Mechthild of Magdeburg (c. 1207-1282) was one of the most important writers and mystics of thirteenth-century Germany. Her work attracted significant attention in her lifetime and since, with Heinrich of Halle collecting her best known works into the seven-volume Das fließende Licht der Gottheit. The original Middle Low German writing has been lost, but numerous … Continue reading Mechthild von Magdeburg, Das fließende Licht der Gottheit: Auswahl (Stuttgart: Reclam, 2008).
First full edition in German of the works of Elisabeth of Schönau (1129-1164), a Benedictine ascetic and visionary, who corresponded with Hildegard of Bingen and whose visions were recorded in Latin. The writings raise important questions about gender and authorship, as many of her visions seem to have been written down by her brother Egbert. … Continue reading Elisabeth von Schönau, Werke (Paderborn: Schöningh, 2006)
Hrotsvitha was one of the first women writers in German-speaking Europe whose works survive today. These two dramas deal with a range of Christian and Biblical topics. Dulcitius depicts the martyrdom of the early medieval women saints, Agape, Chione and Irene, and explores ideas of chastity and piety. The easily available Reclam version is a … Continue reading Hrotsvitha von Gandersheim, Dulcitius. Abraham (Stuttgart: Reclam, 2005)
Li's monograph studies Anna Seghers's engagement with China, Chinese people, Chinese and Taoist thought, art and history, and how this interest is reflected in her literary and political works.

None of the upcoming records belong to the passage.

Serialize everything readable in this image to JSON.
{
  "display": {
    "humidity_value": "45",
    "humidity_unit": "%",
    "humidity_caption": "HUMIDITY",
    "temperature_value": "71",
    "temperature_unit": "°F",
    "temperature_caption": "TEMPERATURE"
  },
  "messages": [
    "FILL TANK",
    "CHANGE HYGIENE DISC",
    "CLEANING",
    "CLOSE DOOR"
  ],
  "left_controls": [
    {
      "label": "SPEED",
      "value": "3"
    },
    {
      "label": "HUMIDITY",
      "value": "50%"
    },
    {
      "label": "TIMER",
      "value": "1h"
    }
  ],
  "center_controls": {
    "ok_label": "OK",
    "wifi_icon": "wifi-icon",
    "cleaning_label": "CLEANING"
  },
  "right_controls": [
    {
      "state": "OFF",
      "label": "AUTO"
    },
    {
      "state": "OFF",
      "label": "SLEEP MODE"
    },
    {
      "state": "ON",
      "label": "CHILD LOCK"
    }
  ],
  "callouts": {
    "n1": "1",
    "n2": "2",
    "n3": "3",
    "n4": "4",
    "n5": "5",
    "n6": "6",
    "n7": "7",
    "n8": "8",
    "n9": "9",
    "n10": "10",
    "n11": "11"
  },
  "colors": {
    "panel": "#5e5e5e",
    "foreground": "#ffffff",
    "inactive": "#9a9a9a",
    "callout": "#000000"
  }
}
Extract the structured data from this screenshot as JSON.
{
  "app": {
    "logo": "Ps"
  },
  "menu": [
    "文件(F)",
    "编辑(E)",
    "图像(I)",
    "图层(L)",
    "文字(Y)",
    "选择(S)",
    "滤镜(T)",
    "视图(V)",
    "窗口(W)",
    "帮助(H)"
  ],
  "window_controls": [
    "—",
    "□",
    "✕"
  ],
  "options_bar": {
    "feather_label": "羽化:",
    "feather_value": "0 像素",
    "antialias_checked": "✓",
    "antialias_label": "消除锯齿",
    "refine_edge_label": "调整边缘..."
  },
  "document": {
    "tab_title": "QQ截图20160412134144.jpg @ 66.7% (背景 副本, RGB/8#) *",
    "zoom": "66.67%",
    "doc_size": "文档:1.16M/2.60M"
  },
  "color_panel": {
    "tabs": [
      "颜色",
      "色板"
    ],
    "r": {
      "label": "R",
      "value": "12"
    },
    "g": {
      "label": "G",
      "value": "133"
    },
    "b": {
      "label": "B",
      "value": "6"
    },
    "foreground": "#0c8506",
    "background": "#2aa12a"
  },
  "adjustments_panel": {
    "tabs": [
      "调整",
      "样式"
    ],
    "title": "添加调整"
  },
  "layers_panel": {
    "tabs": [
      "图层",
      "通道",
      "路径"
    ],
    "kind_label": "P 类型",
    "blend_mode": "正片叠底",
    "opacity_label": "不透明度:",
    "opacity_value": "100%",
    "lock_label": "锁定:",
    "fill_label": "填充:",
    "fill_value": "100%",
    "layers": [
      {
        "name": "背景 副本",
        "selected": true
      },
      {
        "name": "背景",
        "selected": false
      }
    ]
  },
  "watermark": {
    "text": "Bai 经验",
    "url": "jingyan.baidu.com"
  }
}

Li's article explores the revival of Romantic artistic traditions and thought in the Weimar Republic through a study of Orientalist depictions of Ancient China and Buddhism in German art historical scholarship.

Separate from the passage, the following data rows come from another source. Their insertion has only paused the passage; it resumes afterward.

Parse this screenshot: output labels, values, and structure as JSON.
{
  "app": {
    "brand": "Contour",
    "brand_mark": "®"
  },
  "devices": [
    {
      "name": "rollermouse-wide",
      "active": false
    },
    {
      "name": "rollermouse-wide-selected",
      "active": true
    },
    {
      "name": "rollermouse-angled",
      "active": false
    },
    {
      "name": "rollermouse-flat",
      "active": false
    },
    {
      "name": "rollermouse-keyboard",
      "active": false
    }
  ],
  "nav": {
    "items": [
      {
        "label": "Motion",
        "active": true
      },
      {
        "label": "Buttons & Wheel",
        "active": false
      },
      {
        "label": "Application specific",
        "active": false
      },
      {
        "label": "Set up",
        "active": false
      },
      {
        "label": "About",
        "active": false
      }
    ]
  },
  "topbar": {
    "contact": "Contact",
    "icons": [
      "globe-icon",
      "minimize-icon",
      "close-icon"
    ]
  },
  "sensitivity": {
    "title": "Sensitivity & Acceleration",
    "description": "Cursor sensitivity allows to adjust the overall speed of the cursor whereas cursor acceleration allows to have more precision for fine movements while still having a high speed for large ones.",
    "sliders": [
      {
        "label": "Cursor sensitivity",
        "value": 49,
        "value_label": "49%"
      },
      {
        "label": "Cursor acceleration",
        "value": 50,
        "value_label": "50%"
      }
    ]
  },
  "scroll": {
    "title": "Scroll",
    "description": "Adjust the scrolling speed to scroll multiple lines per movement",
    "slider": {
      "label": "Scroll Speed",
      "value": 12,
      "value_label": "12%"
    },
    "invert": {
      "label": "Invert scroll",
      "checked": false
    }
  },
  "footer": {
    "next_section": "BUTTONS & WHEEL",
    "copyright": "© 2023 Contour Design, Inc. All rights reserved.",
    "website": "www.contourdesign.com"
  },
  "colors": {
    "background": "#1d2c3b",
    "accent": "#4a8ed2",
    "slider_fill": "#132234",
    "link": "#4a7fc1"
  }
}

Cho and McGetchin's volume of essays explores how gender was at the centre of interactions between Germany and Asia (including India, China, Japan, Vietnam, the Philippines, Thailand and Korea). Rather than see Western and Eastern cultures as diametrically opposed, the essays in the volume explore how German and Asian people negotiate gender in closely connected … Continue reading Cho, Joanne Miyang, and Douglas T. McGetchin (eds). Gendered Encounters between Germany and Asia: Transnational Perspectives since 1800 (Basingstoke: Palgrave, 2017).
Musch traces the history of Jewish-Buddhist encounters from the fin de siècle to the start of the Second World War. He shows the strong influence of Buddhist thought and culture on Jewish writers and intellectuals, including Franz Rosenzweig, Martin Buber, Leo Baeck, Theodor Lessing, Jakob Wassermann, Walter Hasenclever and Lion Feuchtwanger. Musch demonstrates how these … Continue reading Musch, Sebastian. Jewish Encounters with Buddhism in German Culture: Between Moses and Buddha, 1890-1940 (Basingstoke: Palgrave Macmillan, 2019).
https://blackcentraleurope.com Online resources for teaching the history of the Black Diaspora in German-speaking Central Europe 1000-today, including many literary sources, with lesson plans, as well as an interactive map and links to contemporary activist groups.
This mystical text tells us that it relates the visions and experiences of Mechthild, a religious woman, dictated to a male amanuensis over several decades in the second half of the thirteenth century. The text is highly experimental, using different narrative voices and poetic elements, to detail intense physical and sexual encounters with God and … Continue reading Mechthild von Magdeburg, Das fließende Licht der Gottheit, ed. Gisela Vollmann-Profe